Segment Open

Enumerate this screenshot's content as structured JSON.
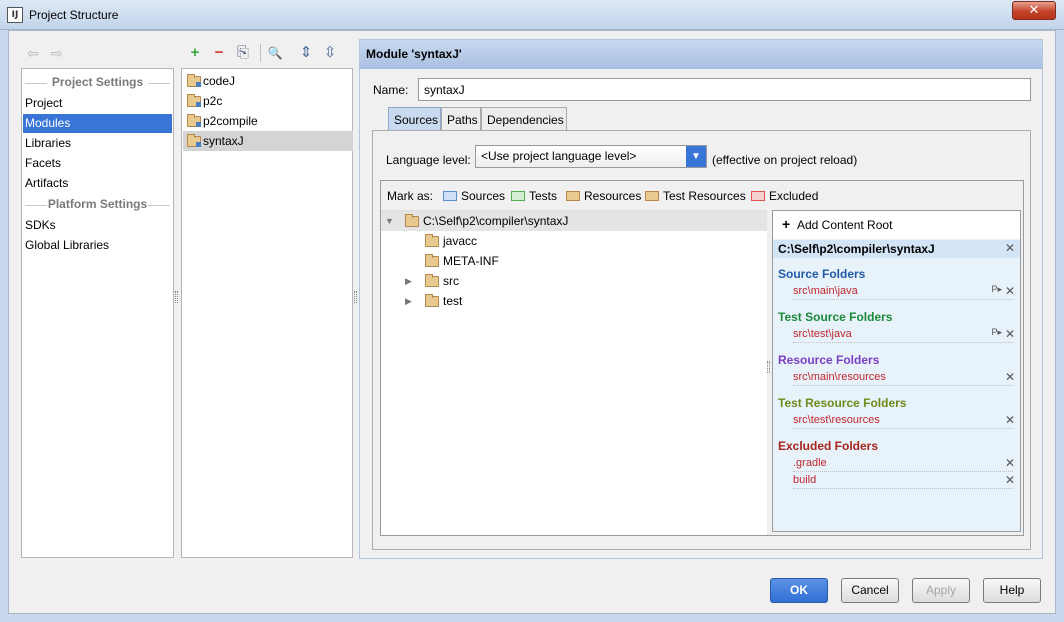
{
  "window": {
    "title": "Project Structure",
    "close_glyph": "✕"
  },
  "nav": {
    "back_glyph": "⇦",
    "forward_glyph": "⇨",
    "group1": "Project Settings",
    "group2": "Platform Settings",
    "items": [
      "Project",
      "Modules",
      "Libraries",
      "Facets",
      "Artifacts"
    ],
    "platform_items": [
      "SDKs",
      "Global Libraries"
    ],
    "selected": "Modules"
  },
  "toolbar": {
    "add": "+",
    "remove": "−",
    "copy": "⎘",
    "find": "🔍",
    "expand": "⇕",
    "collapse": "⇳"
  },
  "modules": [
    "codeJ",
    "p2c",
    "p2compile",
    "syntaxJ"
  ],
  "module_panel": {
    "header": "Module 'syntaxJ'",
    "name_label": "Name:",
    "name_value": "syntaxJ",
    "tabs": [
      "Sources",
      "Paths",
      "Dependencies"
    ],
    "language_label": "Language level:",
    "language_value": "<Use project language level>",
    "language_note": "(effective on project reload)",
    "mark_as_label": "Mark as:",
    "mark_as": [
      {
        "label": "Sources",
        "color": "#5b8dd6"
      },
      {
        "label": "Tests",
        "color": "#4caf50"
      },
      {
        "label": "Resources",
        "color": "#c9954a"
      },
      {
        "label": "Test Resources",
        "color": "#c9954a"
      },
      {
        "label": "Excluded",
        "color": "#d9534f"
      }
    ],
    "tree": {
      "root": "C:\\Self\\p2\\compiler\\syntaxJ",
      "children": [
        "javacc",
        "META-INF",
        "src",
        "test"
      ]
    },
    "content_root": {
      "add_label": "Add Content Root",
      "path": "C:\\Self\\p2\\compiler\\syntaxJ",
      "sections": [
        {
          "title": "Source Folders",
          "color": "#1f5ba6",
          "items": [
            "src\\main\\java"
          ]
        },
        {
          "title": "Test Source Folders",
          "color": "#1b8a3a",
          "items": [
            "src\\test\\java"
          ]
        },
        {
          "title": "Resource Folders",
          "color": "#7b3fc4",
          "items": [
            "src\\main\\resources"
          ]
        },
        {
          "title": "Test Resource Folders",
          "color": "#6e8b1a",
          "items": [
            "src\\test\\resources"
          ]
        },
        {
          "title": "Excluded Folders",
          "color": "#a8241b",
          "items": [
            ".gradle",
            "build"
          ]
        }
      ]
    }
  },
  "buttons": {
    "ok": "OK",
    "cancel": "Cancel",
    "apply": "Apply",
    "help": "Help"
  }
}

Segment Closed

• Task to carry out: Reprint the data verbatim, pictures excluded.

• Result of the task:
Enumerate this screenshot's content as structured JSON.
{
  "window": {
    "title": "Project Structure",
    "close_glyph": "✕"
  },
  "nav": {
    "back_glyph": "⇦",
    "forward_glyph": "⇨",
    "group1": "Project Settings",
    "group2": "Platform Settings",
    "items": [
      "Project",
      "Modules",
      "Libraries",
      "Facets",
      "Artifacts"
    ],
    "platform_items": [
      "SDKs",
      "Global Libraries"
    ],
    "selected": "Modules"
  },
  "toolbar": {
    "add": "+",
    "remove": "−",
    "copy": "⎘",
    "find": "🔍",
    "expand": "⇕",
    "collapse": "⇳"
  },
  "modules": [
    "codeJ",
    "p2c",
    "p2compile",
    "syntaxJ"
  ],
  "module_panel": {
    "header": "Module 'syntaxJ'",
    "name_label": "Name:",
    "name_value": "syntaxJ",
    "tabs": [
      "Sources",
      "Paths",
      "Dependencies"
    ],
    "language_label": "Language level:",
    "language_value": "<Use project language level>",
    "language_note": "(effective on project reload)",
    "mark_as_label": "Mark as:",
    "mark_as": [
      {
        "label": "Sources",
        "color": "#5b8dd6"
      },
      {
        "label": "Tests",
        "color": "#4caf50"
      },
      {
        "label": "Resources",
        "color": "#c9954a"
      },
      {
        "label": "Test Resources",
        "color": "#c9954a"
      },
      {
        "label": "Excluded",
        "color": "#d9534f"
      }
    ],
    "tree": {
      "root": "C:\\Self\\p2\\compiler\\syntaxJ",
      "children": [
        "javacc",
        "META-INF",
        "src",
        "test"
      ]
    },
    "content_root": {
      "add_label": "Add Content Root",
      "path": "C:\\Self\\p2\\compiler\\syntaxJ",
      "sections": [
        {
          "title": "Source Folders",
          "color": "#1f5ba6",
          "items": [
            "src\\main\\java"
          ]
        },
        {
          "title": "Test Source Folders",
          "color": "#1b8a3a",
          "items": [
            "src\\test\\java"
          ]
        },
        {
          "title": "Resource Folders",
          "color": "#7b3fc4",
          "items": [
            "src\\main\\resources"
          ]
        },
        {
          "title": "Test Resource Folders",
          "color": "#6e8b1a",
          "items": [
            "src\\test\\resources"
          ]
        },
        {
          "title": "Excluded Folders",
          "color": "#a8241b",
          "items": [
            ".gradle",
            "build"
          ]
        }
      ]
    }
  },
  "buttons": {
    "ok": "OK",
    "cancel": "Cancel",
    "apply": "Apply",
    "help": "Help"
  }
}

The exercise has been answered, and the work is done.